Although there was much inter-agency feuding, MI5 had close working relations with RUC Special Branch, the British Army’s covert units, such as the Force Research Unit, and had a high level of insight and control over the conduct and trajectory of Britain’s counterinsurgency operations.
In recent years, the multiple murderer and deputy head of the IRA’s internal security, Freddie Scappaticci, was exposed as an MI5 agent, as was the IRA’s leading international and US contact Denis Donaldson. No serious commentator on Irish politics considers that the full extent of MI5 infiltration of all paramilitary groups, including the top levels of the IRA, has yet been fully exposed.
MI5 has repeatedly put every obstacle in the path of investigators and lawyers trying to unearth the truth, for example, of the events of Bloody Sunday, January 30, 1972, when 13 civil rights demonstrators were shot dead by the British Army.
Recently allegations have emerged that loyalist killer Torrens Knight was an MI5 agent. Knight was one of a squad of Ulster Defence Association gunmen responsible for the deaths of eight Protestants and Catholics in Greysteel in 1993.

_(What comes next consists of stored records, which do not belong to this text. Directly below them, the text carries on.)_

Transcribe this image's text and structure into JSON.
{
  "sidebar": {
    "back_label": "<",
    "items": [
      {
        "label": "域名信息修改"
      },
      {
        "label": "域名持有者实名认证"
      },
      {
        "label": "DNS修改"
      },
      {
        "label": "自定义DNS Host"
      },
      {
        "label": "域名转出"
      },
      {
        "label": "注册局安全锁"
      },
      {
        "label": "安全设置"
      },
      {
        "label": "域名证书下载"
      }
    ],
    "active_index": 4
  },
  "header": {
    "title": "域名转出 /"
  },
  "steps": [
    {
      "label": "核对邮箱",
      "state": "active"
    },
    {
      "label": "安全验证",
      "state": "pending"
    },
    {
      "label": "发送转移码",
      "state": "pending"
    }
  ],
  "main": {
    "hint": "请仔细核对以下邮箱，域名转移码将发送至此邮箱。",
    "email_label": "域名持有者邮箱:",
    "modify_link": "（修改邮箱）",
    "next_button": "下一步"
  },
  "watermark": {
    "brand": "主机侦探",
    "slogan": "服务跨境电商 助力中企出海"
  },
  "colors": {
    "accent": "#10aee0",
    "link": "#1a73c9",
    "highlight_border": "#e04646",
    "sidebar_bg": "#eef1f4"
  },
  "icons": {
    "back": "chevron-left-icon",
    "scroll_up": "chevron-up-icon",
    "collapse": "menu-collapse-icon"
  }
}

While the British Army watchtowers and fortresses have largely been dismantled, a new headquarters is being built for MI5 in Palace Barracks, outside Belfast. According the Sunday Tribune, reports indicate that MI5 is actively recruiting members of the former RUC Special Branch disgraced in the O’Loan report.

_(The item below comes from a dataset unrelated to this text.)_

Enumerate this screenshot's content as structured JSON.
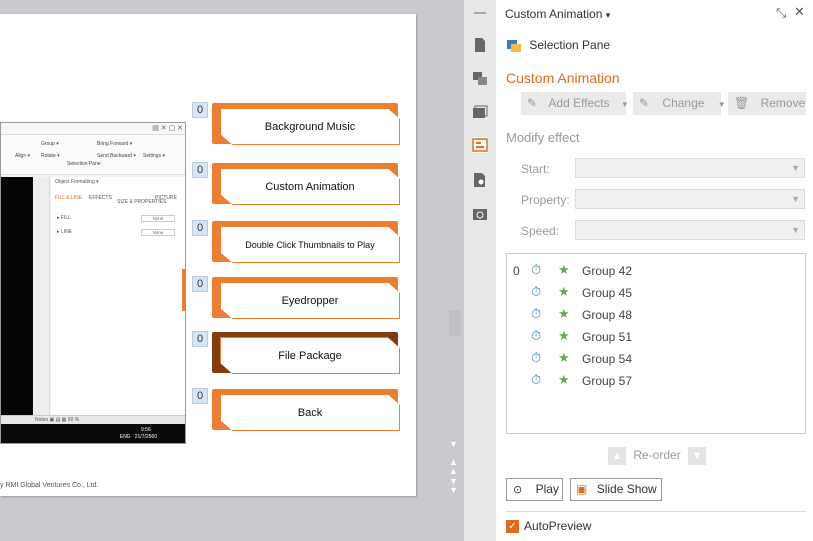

Of MI5’s UK-wide budget, fully one third remains allocated to operations in Northern Ireland, although the new building is part of a UK-wide escalation of its role. According to the Belfast Telegraph, MI5 is developing a networked 10-building infrastructure for its 2,850 staff, including regional stations in England, Scotland, Wales and Northern Ireland.
Opposing Annex E, in November the constitutional nationalist Social Democratic Labour Party tabled an amendment to the Northern Ireland Bill, based on the St. Andrew’s Agreement, which would have provided the Police Ombudsman with powers to investigate joint operations between the PSNI and MI5.
For their part, Sinn Fein claimed to “reject any role for MI5 in Ireland or in civic policing.”
In response, last month, the Blair government assured Sinn Fein that MI5 in Ireland would be a “stand-alone” body, that security arrangements would be overseen by a Liberal Democrat peer, and that a liaison group would be set up between the PSNI and MI5. No PSNI officers would be seconded to, or under the control of, MI5.
Presented with this worthless assurance from the government that launched a bloodbath in Iraq on a fabricated pretext, Sinn Fein’s policing and justice spokesman, Gerry Kelly, was ecstatic. He proclaimed that Blair’s statement ensured that “MI5 have no part in policing in the North…. We have a PSNI which is not signed up to MI5 and which will hold them to account.
With many thanks to: Steve James, World Socialalist Web Site (WSWS) for the origional story